During this period things were much quieter in North Germany and outwardly less active. Only one man poured forth all the ardour of his vitality in living flames, and he was worth more than all the South Germans put together. I am speaking of Börne. In him, who with all the energy of his character rose above their half-heartedness,- this one-sidedness carried on the fight to its conclusion and so overcame itself. In him theory wrested itself free from practice and revealed itself as the latter’s most beautiful flower. Hence he adopted the standpoint of North-German liberalism firmly, becoming its precursor and prophet.
This movement, whose domination of Germany can no longer be disputed, has gained a fuller content and more enduring existence through its basis. From the start it linked its being not to an individual event but to the whole of world history, and especially German history; the source from which it flowed was not in Paris, but in the heart of Germany; it was the newer German philosophy. Hence the North-German liberal is distinguished by a high degree of consistency, a definiteness in his demands, and a consonance of means and purpose, for which the South-German liberal has hitherto always striven in vain.
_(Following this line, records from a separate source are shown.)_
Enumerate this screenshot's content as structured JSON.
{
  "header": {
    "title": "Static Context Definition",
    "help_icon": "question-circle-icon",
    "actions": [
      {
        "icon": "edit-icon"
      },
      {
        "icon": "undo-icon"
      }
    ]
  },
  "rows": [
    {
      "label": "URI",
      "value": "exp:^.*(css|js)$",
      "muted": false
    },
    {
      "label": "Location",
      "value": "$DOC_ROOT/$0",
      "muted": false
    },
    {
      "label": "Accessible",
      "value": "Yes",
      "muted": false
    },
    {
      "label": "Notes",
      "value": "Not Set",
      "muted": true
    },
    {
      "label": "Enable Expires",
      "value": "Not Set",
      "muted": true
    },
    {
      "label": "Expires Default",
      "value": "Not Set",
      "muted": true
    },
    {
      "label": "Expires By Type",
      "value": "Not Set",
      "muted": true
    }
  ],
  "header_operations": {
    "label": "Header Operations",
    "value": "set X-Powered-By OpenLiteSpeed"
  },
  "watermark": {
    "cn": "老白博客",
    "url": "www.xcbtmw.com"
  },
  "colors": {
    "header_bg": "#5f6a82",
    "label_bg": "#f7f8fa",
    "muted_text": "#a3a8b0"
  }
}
Hence his conviction appears as a necessary product of national aspirations and itself national, because it wants to see Germany equally worthily placed in internal and external matters and cannot fall into the ludicrous dilemma of whether to be liberal first and then German, or German first and then liberal. Hence it knows itself to be equally safe from the one-sidedness of both parties and is free of the quibbles and sophistries into which they were driven by their own inner contradictions. Hence it can launch a resolute, vigorous and successful battle against each and every form of reaction, such as South-German liberalism never could, and hence its eventual victory is certain.
Nevertheless, South-German liberalism is not to be regarded as a lost outpost or an unsuccessful experiment; through it we have achieved results which are not to be disregarded. Above all, it was South-German liberalism that, founded a German opposition, thereby making political convictions possible in Germany and awakening parliamentary life; that did not allow the seed which lay within the German constitution to fall asleep and rot, and that extracted from the July revolution the profit to be won from it for Germany. It proceeded from practice to theory and failed; so let us begin the other way round and try to penetrate from theory into practice — I will wager anything that in the end we shall get farther this way.